I first met Lynne Twist in 1975 while we were both associated with a San Francisco-based human potential organization called EST (the predecessor to what is known today as The Landmark Forum) – she as a volunteer and me as a short-term contractor. Shortly after she became one of the small startup staff for The Hunger Project where, in collaboration with another colleague, I helped deliver a training process for critical path planning.
Over the years, our paths crossed again and again until she co-founded The Pachamama Alliance (“TPA”) over 22 years ago. Throughout that time, I have been a supporter of TPA which has given me many more opportunities to be with Lynne.
While I have admired Lynne enormously, I have not seen her as having a focus on conscious leadership, the field I have been immersed in for much of the last half century.
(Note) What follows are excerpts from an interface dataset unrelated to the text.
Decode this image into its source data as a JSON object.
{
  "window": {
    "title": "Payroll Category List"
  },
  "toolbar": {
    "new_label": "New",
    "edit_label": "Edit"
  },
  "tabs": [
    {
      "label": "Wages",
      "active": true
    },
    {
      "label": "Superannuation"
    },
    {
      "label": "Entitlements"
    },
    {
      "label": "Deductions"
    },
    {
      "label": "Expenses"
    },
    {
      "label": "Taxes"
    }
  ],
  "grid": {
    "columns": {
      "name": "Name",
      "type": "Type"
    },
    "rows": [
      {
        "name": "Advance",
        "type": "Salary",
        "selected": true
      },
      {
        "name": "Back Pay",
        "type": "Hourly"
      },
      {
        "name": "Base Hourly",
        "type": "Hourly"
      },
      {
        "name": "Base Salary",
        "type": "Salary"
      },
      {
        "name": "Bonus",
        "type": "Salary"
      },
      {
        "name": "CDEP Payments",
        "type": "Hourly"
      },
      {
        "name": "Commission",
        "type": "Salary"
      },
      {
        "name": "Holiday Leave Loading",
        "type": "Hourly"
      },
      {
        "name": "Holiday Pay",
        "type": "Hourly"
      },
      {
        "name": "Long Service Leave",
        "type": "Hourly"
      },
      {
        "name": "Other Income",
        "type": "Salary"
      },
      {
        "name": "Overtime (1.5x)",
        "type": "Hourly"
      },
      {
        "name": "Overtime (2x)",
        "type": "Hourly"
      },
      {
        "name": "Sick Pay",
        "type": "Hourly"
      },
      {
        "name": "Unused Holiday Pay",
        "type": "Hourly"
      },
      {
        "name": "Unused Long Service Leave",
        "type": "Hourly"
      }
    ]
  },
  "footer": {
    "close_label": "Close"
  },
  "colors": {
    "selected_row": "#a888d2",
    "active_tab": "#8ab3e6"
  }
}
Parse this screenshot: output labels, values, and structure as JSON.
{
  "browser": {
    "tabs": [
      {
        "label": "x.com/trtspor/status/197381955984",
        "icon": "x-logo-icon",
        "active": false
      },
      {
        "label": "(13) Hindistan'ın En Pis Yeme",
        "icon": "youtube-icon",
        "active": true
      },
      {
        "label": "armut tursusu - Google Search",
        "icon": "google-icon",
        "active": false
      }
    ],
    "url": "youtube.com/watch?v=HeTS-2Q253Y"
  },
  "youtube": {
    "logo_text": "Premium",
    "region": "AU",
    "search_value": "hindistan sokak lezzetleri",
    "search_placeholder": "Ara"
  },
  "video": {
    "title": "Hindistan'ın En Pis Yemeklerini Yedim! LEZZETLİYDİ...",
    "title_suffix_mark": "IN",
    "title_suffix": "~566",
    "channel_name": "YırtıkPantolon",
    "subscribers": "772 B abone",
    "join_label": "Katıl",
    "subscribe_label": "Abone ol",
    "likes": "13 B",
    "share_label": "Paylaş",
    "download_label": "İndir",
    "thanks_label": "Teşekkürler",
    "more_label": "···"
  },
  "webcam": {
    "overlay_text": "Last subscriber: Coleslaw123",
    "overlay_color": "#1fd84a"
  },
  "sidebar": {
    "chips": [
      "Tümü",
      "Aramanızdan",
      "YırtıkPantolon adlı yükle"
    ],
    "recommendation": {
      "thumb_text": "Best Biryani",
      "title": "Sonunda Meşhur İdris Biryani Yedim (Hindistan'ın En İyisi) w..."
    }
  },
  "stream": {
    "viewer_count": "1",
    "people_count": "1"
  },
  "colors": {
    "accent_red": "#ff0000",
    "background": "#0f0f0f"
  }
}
But in a recent interview of Lynne in Conscious Company Magazine, she shares quite a bit about the subject and I wanted to share her wisdom with my FutureShapers community.
Here is what she says after being asked how she holds her responsibility as a conscious leader:
Much of leadership is the way you live, the way you speak, the way you think, the way you behave, the way you are. To be a conscious leader is to have integrity with all aspects of your life. When you are having a bad day and you don’t feel like leading, you are leading others to have a bad day and not feel like leading. You can’t not lead when you are a leader. You are modeling all the time.
I don’t consider that I have what you might call a private space to be grumpy or ornery. I don’t think I have that right, and I love that about being a conscious or committed leader. I love that the scope of my leadership encompasses my personal life.
When asked what her biggest challenge was she responded by saying that “the constant challenge of a conscious leader is to be internally and externally consistent with the stand you have taken, internally and externally authentic, and constantly expressing yourself in a way that continues to develop not only your leadership skills, but your skills to be an ever more effective human being.”
Lynne further explains that a conscious leader is committed to something “way larger than their own life, way larger than their own company, committed to some stand or vision greater than they can accomplish during their lifetime so their identity isn’t based in it.” She goes on:
We all have the opportunity, the privilege, the responsibility to give our best to life. Someone who is committed to an environmentally sustainable, spiritually fulfilling, socially just human presence on this planet can’t indulge themselves in taking things personally.
I have added the italics in the above paragraph since Lynne paraphrased the mission of TPA, a mission I have found so powerful that I have adapted it into my own personal mission statement.
She then shares how much easier it is for her to let go of any discomfort about having taken on this responsibility because “I’m standing in a place that’s so much bigger than my own personality, identity, wants, or desires. It’s so unproductive. It’s unproductive for anyone, but if you have a big commitment, it’s super unproductive.”
One last thing I would like to say about Lynne: Many women leaders I am aware of (those I know personally and those I know of through the media) seem to largely rely on their masculine side, thus diminishing their feminine side. In all the years I have known Lynne she has never forsaken her femininity. This is a key part of maintaining one’s integrity – being a person who is whole and integrated, bringing their whole selves to their work, their relationships and their lives.
*Conscious Company Magazine, Winter 2018 issue, page 64